International Women’s Day celebrates the social, economic, cultural, and political achievements of women, and serves as a call to action for gender equality. In the spirit of the day, we’re honoring women through literature with the following titles, which feature strong female protagonists and plots that span the globe. See for yourself.
All the Light We Cannot See by Anthony Doerr
This Pulitzer Prize-winning bestseller tells the story of a blind French girl surviving World War II in a war-struck village in Normandy. Follow along as she works to solve the puzzle of her life.
Three Strong Women by Marie Ndiaye
Marie Ndiaye, the first black woman to win the Prix Goncourt, tells the story of West African immigrants in France. Three women’s lives intertwine as they fight against hardship and discover unimagined reserves of strength.
Swing Time by Zadie Smith
Swing Time is the story of two girls in London who bond over their love of dancing. It’s a close but complicated friendship that ends abruptly when they’re in their twenties and one of them moves to South Africa.

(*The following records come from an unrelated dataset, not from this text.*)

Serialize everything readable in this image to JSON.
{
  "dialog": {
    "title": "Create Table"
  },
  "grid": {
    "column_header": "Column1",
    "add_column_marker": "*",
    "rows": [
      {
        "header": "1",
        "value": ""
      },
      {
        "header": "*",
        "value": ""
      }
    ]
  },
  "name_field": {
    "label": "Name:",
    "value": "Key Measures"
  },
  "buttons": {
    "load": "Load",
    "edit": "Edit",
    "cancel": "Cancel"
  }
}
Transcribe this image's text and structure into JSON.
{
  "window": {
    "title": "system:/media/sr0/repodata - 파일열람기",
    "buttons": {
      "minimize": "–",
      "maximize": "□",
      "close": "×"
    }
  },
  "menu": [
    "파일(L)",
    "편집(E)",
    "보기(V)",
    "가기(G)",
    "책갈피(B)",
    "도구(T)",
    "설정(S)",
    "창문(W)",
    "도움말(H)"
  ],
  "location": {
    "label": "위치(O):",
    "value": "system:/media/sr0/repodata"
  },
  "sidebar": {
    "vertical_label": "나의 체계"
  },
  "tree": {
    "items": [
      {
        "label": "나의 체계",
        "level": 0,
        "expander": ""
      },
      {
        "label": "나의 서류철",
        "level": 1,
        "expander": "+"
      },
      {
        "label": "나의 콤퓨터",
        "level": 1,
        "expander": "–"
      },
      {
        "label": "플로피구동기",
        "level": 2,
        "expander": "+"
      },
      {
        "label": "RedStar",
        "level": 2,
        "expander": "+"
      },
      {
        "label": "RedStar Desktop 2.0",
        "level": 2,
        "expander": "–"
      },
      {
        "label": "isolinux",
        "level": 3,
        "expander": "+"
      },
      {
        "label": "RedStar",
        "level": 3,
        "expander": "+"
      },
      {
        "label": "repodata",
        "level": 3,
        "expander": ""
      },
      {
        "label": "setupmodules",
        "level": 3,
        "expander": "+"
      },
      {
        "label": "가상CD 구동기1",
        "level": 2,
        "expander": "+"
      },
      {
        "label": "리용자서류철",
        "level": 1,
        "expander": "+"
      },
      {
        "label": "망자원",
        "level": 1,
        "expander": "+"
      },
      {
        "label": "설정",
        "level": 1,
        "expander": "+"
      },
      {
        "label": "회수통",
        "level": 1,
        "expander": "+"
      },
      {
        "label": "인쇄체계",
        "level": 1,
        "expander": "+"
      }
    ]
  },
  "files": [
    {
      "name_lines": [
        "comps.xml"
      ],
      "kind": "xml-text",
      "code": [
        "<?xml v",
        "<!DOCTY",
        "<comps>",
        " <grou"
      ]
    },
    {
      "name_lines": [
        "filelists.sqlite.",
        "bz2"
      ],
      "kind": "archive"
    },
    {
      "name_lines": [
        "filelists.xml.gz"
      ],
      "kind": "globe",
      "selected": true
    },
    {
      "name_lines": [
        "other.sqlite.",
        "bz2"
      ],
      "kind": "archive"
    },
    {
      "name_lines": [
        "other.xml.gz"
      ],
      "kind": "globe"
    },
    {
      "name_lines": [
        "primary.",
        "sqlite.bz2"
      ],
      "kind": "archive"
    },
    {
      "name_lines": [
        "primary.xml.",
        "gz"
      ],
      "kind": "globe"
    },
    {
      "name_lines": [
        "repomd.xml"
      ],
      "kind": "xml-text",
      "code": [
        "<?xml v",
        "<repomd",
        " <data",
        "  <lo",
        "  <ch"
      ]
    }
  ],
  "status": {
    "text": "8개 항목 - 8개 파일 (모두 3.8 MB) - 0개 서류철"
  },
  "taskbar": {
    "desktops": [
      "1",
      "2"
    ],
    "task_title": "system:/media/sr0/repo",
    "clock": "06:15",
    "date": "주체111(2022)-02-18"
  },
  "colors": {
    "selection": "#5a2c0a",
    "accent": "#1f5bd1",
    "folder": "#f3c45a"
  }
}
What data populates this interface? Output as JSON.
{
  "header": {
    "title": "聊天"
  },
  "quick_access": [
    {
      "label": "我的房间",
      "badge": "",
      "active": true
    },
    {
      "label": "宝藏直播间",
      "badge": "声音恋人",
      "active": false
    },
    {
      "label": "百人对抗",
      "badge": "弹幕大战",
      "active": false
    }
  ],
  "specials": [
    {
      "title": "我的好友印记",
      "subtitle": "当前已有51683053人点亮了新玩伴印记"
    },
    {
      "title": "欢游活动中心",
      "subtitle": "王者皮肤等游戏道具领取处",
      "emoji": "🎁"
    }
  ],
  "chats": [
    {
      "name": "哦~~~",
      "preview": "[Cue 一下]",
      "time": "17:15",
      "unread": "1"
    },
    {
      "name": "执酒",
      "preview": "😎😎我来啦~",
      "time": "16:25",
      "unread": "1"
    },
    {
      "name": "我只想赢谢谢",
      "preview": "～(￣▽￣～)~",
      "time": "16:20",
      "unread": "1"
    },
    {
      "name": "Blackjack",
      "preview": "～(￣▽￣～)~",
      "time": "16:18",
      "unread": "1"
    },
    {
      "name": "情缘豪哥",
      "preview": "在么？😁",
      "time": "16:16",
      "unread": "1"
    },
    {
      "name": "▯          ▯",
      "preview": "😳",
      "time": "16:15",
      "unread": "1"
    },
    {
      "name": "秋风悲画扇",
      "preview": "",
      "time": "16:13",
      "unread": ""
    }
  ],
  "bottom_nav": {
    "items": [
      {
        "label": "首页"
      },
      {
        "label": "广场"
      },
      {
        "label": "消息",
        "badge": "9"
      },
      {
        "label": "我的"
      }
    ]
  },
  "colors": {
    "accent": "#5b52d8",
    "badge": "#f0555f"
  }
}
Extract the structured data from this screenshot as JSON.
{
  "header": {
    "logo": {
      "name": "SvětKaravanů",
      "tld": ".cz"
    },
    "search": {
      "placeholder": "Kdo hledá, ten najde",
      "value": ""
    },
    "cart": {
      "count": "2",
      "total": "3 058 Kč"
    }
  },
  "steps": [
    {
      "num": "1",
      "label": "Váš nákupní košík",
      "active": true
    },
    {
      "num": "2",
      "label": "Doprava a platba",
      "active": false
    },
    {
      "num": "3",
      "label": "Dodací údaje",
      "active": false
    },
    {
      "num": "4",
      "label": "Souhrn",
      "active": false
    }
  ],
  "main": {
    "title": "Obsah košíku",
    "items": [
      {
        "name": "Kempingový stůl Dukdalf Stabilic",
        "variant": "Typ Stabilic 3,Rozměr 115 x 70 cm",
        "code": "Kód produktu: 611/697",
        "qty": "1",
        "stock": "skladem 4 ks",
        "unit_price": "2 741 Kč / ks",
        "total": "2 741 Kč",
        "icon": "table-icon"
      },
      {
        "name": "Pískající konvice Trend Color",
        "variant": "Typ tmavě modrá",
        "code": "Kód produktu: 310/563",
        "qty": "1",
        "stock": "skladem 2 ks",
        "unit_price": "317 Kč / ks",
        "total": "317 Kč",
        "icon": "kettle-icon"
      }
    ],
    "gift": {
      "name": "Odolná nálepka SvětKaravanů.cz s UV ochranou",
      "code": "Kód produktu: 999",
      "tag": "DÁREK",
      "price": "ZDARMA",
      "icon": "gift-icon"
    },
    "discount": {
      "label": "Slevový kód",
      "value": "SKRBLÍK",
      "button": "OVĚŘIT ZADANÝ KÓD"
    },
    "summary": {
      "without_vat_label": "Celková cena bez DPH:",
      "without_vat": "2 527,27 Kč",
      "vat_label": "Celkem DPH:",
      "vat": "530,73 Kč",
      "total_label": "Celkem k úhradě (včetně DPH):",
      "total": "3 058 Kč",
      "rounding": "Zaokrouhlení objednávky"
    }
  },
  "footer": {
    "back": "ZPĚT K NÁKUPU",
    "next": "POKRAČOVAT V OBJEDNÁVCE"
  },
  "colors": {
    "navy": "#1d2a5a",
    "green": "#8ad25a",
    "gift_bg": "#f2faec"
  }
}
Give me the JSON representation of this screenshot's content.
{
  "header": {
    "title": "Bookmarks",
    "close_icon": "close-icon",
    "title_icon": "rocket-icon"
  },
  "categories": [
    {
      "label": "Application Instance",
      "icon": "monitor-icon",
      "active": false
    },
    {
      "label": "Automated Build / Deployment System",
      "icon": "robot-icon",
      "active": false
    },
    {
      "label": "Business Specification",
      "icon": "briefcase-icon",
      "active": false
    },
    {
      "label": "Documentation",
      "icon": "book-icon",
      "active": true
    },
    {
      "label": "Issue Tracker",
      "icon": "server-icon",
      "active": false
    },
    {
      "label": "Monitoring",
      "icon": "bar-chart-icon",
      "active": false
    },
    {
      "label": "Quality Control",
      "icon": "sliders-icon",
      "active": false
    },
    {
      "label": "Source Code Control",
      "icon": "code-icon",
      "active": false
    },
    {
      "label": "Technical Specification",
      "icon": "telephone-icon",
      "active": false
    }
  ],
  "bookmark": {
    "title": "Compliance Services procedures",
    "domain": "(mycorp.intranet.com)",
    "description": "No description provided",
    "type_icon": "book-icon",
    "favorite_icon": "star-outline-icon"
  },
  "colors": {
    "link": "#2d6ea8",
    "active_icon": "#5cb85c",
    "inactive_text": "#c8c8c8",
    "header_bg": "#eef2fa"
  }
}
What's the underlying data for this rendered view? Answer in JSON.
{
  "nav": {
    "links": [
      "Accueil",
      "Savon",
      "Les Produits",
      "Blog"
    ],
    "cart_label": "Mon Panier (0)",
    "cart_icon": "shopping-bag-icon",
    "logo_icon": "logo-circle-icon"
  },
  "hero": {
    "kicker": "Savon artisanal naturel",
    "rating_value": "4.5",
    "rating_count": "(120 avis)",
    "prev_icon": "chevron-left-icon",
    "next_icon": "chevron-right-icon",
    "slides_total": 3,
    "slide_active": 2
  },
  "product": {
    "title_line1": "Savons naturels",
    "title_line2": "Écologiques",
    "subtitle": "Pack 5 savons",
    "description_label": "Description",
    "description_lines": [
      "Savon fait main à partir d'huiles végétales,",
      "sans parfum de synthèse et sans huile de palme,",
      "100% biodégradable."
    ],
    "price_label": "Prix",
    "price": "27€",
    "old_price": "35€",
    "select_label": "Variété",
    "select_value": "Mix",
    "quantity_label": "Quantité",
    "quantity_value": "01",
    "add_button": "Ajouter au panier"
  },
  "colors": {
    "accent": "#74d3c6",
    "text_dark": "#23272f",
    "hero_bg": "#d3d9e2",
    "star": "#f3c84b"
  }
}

Now miles apart, while the friendship is never revisited, it’s impact on their lives is never forgotten.
The Signature of All Things by Elizabeth Gilbert
From the bestselling author of Eat, Pray, Love, this novel carries readers across the globe, from London to Peru to Philadelphia to Tahiti to Amsterdam and beyond. The Signature of All Things follows the journey of a woman in the nineteenth century, determined to satisfy her desires for love and knowledge.
Tracks: A Woman’s Solo Trek Across 1700 Miles of Australian Outback by Robyn Davidson
Robyn Davidson’s memoir tells the story of her 1,700 mile journey on a camel across the Australian desert, where she battles sweltering heat, poisonous snakes, and lecherous men along the way. Davidson is the ultimate real-life heroine, driven by her love of Australia’s landscape.
Americanah by Chimamanda Ngozi Adichie
Americanah tells a love story centered around a young man and woman from Nigeria who end up separated by countries and have to fight forces to be reunited. Adichie’s novel examines race across borders in American and Nigerian life.
The Paris Wife by Paula McLain
A story of love, ambition and betrayal, McLain’s The Paris Wife explores the relationship between Ernest Hemingway and his wife Hadley, in Paris. Both struggle with their own insecurities and eventually find themselves facing a crisis of marriage.
The Girl Who Saved the King of Sweden by Jonas Jonasson
Born in South Africa and destined for a life of poverty and early death, orphan Nobeko Mayeki has bigger plans for her life. She escapes the slums and finds a job that gets her intertwined in a government plot to kill the King of Sweden, forcing her to flee the country. Jonasson’s novel takes a look at how one person’s actions can have global consequences.
Caucasia by Danzy Senna
A coming of age bestseller about two sisters, from an interracial family, who are divided by race and politics in the 1970s. This story explores the struggle to find identity and what it’s like to be caught on the fault line between two races.
The Nightingale by Kristin Hannah
Set in a small village in France in 1939, The Nightingale takes a look at the often untold story of the women during World War II. Hannah explores the lives of two sisters as they embark on their own dangerous paths toward survival.
Daughter of Fortune by Isabel Allende
Eliza Sommers, an orphan raised in Chile, follows her lover to California during the Gold Rush, only to find herself in a world of single men and prostitutes. Allende explores Eliza’s journey into a new life of freedom and independence.
Briar Rose by Jane Yolen
Briar Rose is a historically sensitive retelling of the classic tale, also known as Sleeping Beauty, set deep in a German-patrolled forest in Poland during World War II. Surrounded by the tragic events of the Holocaust, Rebecca is sent on an impossible journey to prove her grandmother’s claim that she is Briar Rose.